- What you are asked to do -
All of the records should be reproduced word for word, but no images may appear in the copy.

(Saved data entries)
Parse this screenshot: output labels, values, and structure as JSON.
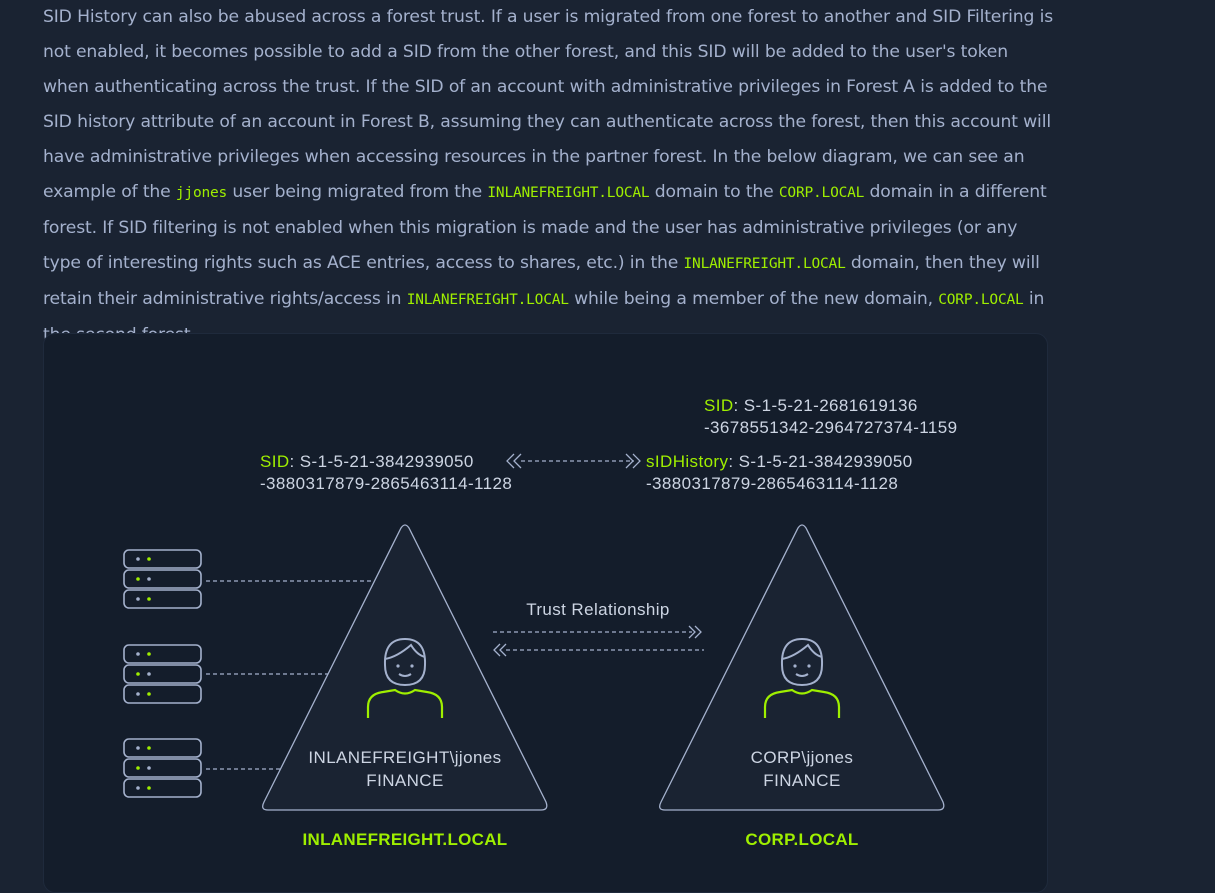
{
  "article": {
    "segments": [
      {
        "text": "SID History can also be abused across a forest trust. If a user is migrated from one forest to another and SID Filtering is not enabled, it becomes possible to add a SID from the other forest, and this SID will be added to the user's token when authenticating across the trust. If the SID of an account with administrative privileges in Forest A is added to the SID history attribute of an account in Forest B, assuming they can authenticate across the forest, then this account will have administrative privileges when accessing resources in the partner forest. In the below diagram, we can see an example of the ",
        "code": false
      },
      {
        "text": "jjones",
        "code": true
      },
      {
        "text": " user being migrated from the ",
        "code": false
      },
      {
        "text": "INLANEFREIGHT.LOCAL",
        "code": true
      },
      {
        "text": " domain to the ",
        "code": false
      },
      {
        "text": "CORP.LOCAL",
        "code": true
      },
      {
        "text": " domain in a different forest. If SID filtering is not enabled when this migration is made and the user has administrative privileges (or any type of interesting rights such as ACE entries, access to shares, etc.) in the ",
        "code": false
      },
      {
        "text": "INLANEFREIGHT.LOCAL",
        "code": true
      },
      {
        "text": " domain, then they will retain their administrative rights/access in ",
        "code": false
      },
      {
        "text": "INLANEFREIGHT.LOCAL",
        "code": true
      },
      {
        "text": " while being a member of the new domain, ",
        "code": false
      },
      {
        "text": "CORP.LOCAL",
        "code": true
      },
      {
        "text": " in the second forest.",
        "code": false
      }
    ]
  },
  "diagram": {
    "left_sid": {
      "key": "SID",
      "sep": ":",
      "line1": " S-1-5-21-3842939050",
      "line2": "-3880317879-2865463114-1128"
    },
    "right_sid": {
      "key": "SID",
      "sep": ":",
      "line1": " S-1-5-21-2681619136",
      "line2": "-3678551342-2964727374-1159"
    },
    "right_sidhistory": {
      "key": "sIDHistory",
      "sep": ":",
      "line1": " S-1-5-21-3842939050",
      "line2": "-3880317879-2865463114-1128"
    },
    "trust_label": "Trust Relationship",
    "left_forest": {
      "user": "INLANEFREIGHT\\jjones",
      "group": "FINANCE",
      "domain": "INLANEFREIGHT.LOCAL"
    },
    "right_forest": {
      "user": "CORP\\jjones",
      "group": "FINANCE",
      "domain": "CORP.LOCAL"
    },
    "colors": {
      "accent": "#9fef00",
      "text": "#cdd5e3",
      "line": "#a4b1cd",
      "panel": "#141d2b",
      "triangle": "#1a2332"
    },
    "icons": [
      "server-icon",
      "user-icon",
      "chevron-double-left-icon",
      "chevron-double-right-icon"
    ]
  }
}
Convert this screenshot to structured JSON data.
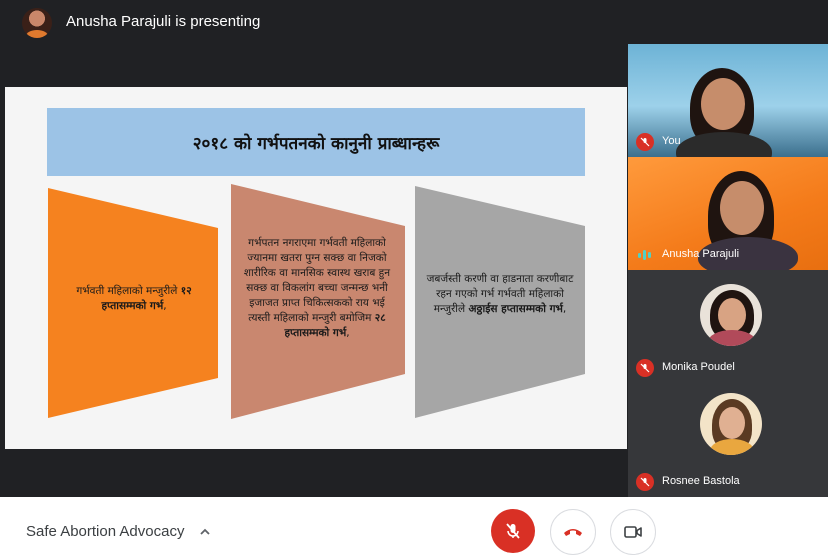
{
  "header": {
    "presenting_text": "Anusha Parajuli is presenting"
  },
  "slide": {
    "title": "२०१८ को गर्भपतनको कानुनी प्राब्धान्हरू",
    "boxes": [
      {
        "text_normal": "गर्भवती महिलाको मन्जुरीले ",
        "text_bold": "१२ हप्तासम्मको गर्भ",
        "text_end": ",",
        "color": "#f5821f"
      },
      {
        "text_normal": "गर्भपतन नगराएमा गर्भवती महिलाको ज्यानमा खतरा पुग्न सक्छ वा निजको शारीरिक वा मानसिक स्वास्थ खराब हुन सक्छ वा विकलांग बच्चा जन्मन्छ भनी इजाजत प्राप्त चिकित्सकको राय भई त्यस्ती महिलाको मन्जुरी बमोजिम ",
        "text_bold": "२८ हप्तासम्मको गर्भ",
        "text_end": ",",
        "color": "#c9876f"
      },
      {
        "text_normal": "जबर्जस्ती करणी वा हाडनाता करणीबाट रहन गएको गर्भ गर्भवती महिलाको मन्जुरीले ",
        "text_bold": "अठ्ठाईस हप्तासम्मको गर्भ",
        "text_end": ",",
        "color": "#a6a6a6"
      }
    ]
  },
  "participants": [
    {
      "name": "You",
      "muted": true
    },
    {
      "name": "Anusha Parajuli",
      "muted": false,
      "speaking": true
    },
    {
      "name": "Monika Poudel",
      "muted": true
    },
    {
      "name": "Rosnee Bastola",
      "muted": true
    }
  ],
  "footer": {
    "meeting_title": "Safe Abortion Advocacy"
  },
  "colors": {
    "stage": "#202124",
    "mute_red": "#d93025",
    "title_band": "#9cc3e6"
  }
}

- Answer below -
Parse this screenshot: output labels, values, and structure as JSON.
{
  "article": {
    "segments": [
      {
        "text": "SID History can also be abused across a forest trust. If a user is migrated from one forest to another and SID Filtering is not enabled, it becomes possible to add a SID from the other forest, and this SID will be added to the user's token when authenticating across the trust. If the SID of an account with administrative privileges in Forest A is added to the SID history attribute of an account in Forest B, assuming they can authenticate across the forest, then this account will have administrative privileges when accessing resources in the partner forest. In the below diagram, we can see an example of the ",
        "code": false
      },
      {
        "text": "jjones",
        "code": true
      },
      {
        "text": " user being migrated from the ",
        "code": false
      },
      {
        "text": "INLANEFREIGHT.LOCAL",
        "code": true
      },
      {
        "text": " domain to the ",
        "code": false
      },
      {
        "text": "CORP.LOCAL",
        "code": true
      },
      {
        "text": " domain in a different forest. If SID filtering is not enabled when this migration is made and the user has administrative privileges (or any type of interesting rights such as ACE entries, access to shares, etc.) in the ",
        "code": false
      },
      {
        "text": "INLANEFREIGHT.LOCAL",
        "code": true
      },
      {
        "text": " domain, then they will retain their administrative rights/access in ",
        "code": false
      },
      {
        "text": "INLANEFREIGHT.LOCAL",
        "code": true
      },
      {
        "text": " while being a member of the new domain, ",
        "code": false
      },
      {
        "text": "CORP.LOCAL",
        "code": true
      },
      {
        "text": " in the second forest.",
        "code": false
      }
    ]
  },
  "diagram": {
    "left_sid": {
      "key": "SID",
      "sep": ":",
      "line1": " S-1-5-21-3842939050",
      "line2": "-3880317879-2865463114-1128"
    },
    "right_sid": {
      "key": "SID",
      "sep": ":",
      "line1": " S-1-5-21-2681619136",
      "line2": "-3678551342-2964727374-1159"
    },
    "right_sidhistory": {
      "key": "sIDHistory",
      "sep": ":",
      "line1": " S-1-5-21-3842939050",
      "line2": "-3880317879-2865463114-1128"
    },
    "trust_label": "Trust Relationship",
    "left_forest": {
      "user": "INLANEFREIGHT\\jjones",
      "group": "FINANCE",
      "domain": "INLANEFREIGHT.LOCAL"
    },
    "right_forest": {
      "user": "CORP\\jjones",
      "group": "FINANCE",
      "domain": "CORP.LOCAL"
    },
    "colors": {
      "accent": "#9fef00",
      "text": "#cdd5e3",
      "line": "#a4b1cd",
      "panel": "#141d2b",
      "triangle": "#1a2332"
    },
    "icons": [
      "server-icon",
      "user-icon",
      "chevron-double-left-icon",
      "chevron-double-right-icon"
    ]
  }
}
Convert this screenshot to structured JSON data.
{
  "header": {
    "presenting_text": "Anusha Parajuli is presenting"
  },
  "slide": {
    "title": "२०१८ को गर्भपतनको कानुनी प्राब्धान्हरू",
    "boxes": [
      {
        "text_normal": "गर्भवती महिलाको मन्जुरीले ",
        "text_bold": "१२ हप्तासम्मको गर्भ",
        "text_end": ",",
        "color": "#f5821f"
      },
      {
        "text_normal": "गर्भपतन नगराएमा गर्भवती महिलाको ज्यानमा खतरा पुग्न सक्छ वा निजको शारीरिक वा मानसिक स्वास्थ खराब हुन सक्छ वा विकलांग बच्चा जन्मन्छ भनी इजाजत प्राप्त चिकित्सकको राय भई त्यस्ती महिलाको मन्जुरी बमोजिम ",
        "text_bold": "२८ हप्तासम्मको गर्भ",
        "text_end": ",",
        "color": "#c9876f"
      },
      {
        "text_normal": "जबर्जस्ती करणी वा हाडनाता करणीबाट रहन गएको गर्भ गर्भवती महिलाको मन्जुरीले ",
        "text_bold": "अठ्ठाईस हप्तासम्मको गर्भ",
        "text_end": ",",
        "color": "#a6a6a6"
      }
    ]
  },
  "participants": [
    {
      "name": "You",
      "muted": true
    },
    {
      "name": "Anusha Parajuli",
      "muted": false,
      "speaking": true
    },
    {
      "name": "Monika Poudel",
      "muted": true
    },
    {
      "name": "Rosnee Bastola",
      "muted": true
    }
  ],
  "footer": {
    "meeting_title": "Safe Abortion Advocacy"
  },
  "colors": {
    "stage": "#202124",
    "mute_red": "#d93025",
    "title_band": "#9cc3e6"
  }
}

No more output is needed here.